=== Begin Enclosure ===

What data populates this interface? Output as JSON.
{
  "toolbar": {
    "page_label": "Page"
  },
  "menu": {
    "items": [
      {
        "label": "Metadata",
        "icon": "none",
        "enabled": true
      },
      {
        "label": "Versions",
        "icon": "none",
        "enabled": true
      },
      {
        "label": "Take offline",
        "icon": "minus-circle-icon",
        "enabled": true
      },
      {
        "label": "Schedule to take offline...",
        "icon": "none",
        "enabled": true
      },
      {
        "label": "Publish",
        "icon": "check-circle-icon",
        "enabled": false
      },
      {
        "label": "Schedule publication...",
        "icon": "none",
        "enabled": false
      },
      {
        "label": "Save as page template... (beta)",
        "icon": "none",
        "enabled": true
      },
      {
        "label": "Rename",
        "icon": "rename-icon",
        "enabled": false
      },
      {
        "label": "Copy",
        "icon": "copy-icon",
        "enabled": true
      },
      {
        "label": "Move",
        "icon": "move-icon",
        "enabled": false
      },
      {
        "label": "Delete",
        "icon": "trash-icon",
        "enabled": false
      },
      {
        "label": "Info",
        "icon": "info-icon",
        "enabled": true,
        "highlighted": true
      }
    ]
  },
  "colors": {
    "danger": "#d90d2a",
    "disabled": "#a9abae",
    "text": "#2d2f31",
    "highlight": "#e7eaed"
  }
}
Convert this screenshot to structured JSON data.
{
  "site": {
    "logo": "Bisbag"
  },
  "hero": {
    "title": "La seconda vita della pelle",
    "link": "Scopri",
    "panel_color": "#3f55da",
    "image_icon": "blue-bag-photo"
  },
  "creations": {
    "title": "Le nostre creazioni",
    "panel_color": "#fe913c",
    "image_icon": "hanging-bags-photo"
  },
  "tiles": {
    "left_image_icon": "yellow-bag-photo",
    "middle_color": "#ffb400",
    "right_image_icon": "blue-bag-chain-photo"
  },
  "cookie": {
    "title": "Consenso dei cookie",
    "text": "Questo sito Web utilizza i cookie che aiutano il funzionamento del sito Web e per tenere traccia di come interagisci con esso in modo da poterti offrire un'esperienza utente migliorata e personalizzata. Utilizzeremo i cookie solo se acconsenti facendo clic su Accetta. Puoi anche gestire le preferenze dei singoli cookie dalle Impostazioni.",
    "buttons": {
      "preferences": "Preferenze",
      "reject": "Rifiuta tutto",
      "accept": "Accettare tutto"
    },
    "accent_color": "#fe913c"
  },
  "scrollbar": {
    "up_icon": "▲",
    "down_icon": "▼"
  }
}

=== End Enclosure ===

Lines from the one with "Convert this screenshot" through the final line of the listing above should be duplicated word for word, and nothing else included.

Convert this screenshot to structured JSON data.
{
  "site": {
    "logo": "Bisbag"
  },
  "hero": {
    "title": "La seconda vita della pelle",
    "link": "Scopri",
    "panel_color": "#3f55da",
    "image_icon": "blue-bag-photo"
  },
  "creations": {
    "title": "Le nostre creazioni",
    "panel_color": "#fe913c",
    "image_icon": "hanging-bags-photo"
  },
  "tiles": {
    "left_image_icon": "yellow-bag-photo",
    "middle_color": "#ffb400",
    "right_image_icon": "blue-bag-chain-photo"
  },
  "cookie": {
    "title": "Consenso dei cookie",
    "text": "Questo sito Web utilizza i cookie che aiutano il funzionamento del sito Web e per tenere traccia di come interagisci con esso in modo da poterti offrire un'esperienza utente migliorata e personalizzata. Utilizzeremo i cookie solo se acconsenti facendo clic su Accetta. Puoi anche gestire le preferenze dei singoli cookie dalle Impostazioni.",
    "buttons": {
      "preferences": "Preferenze",
      "reject": "Rifiuta tutto",
      "accept": "Accettare tutto"
    },
    "accent_color": "#fe913c"
  },
  "scrollbar": {
    "up_icon": "▲",
    "down_icon": "▼"
  }
}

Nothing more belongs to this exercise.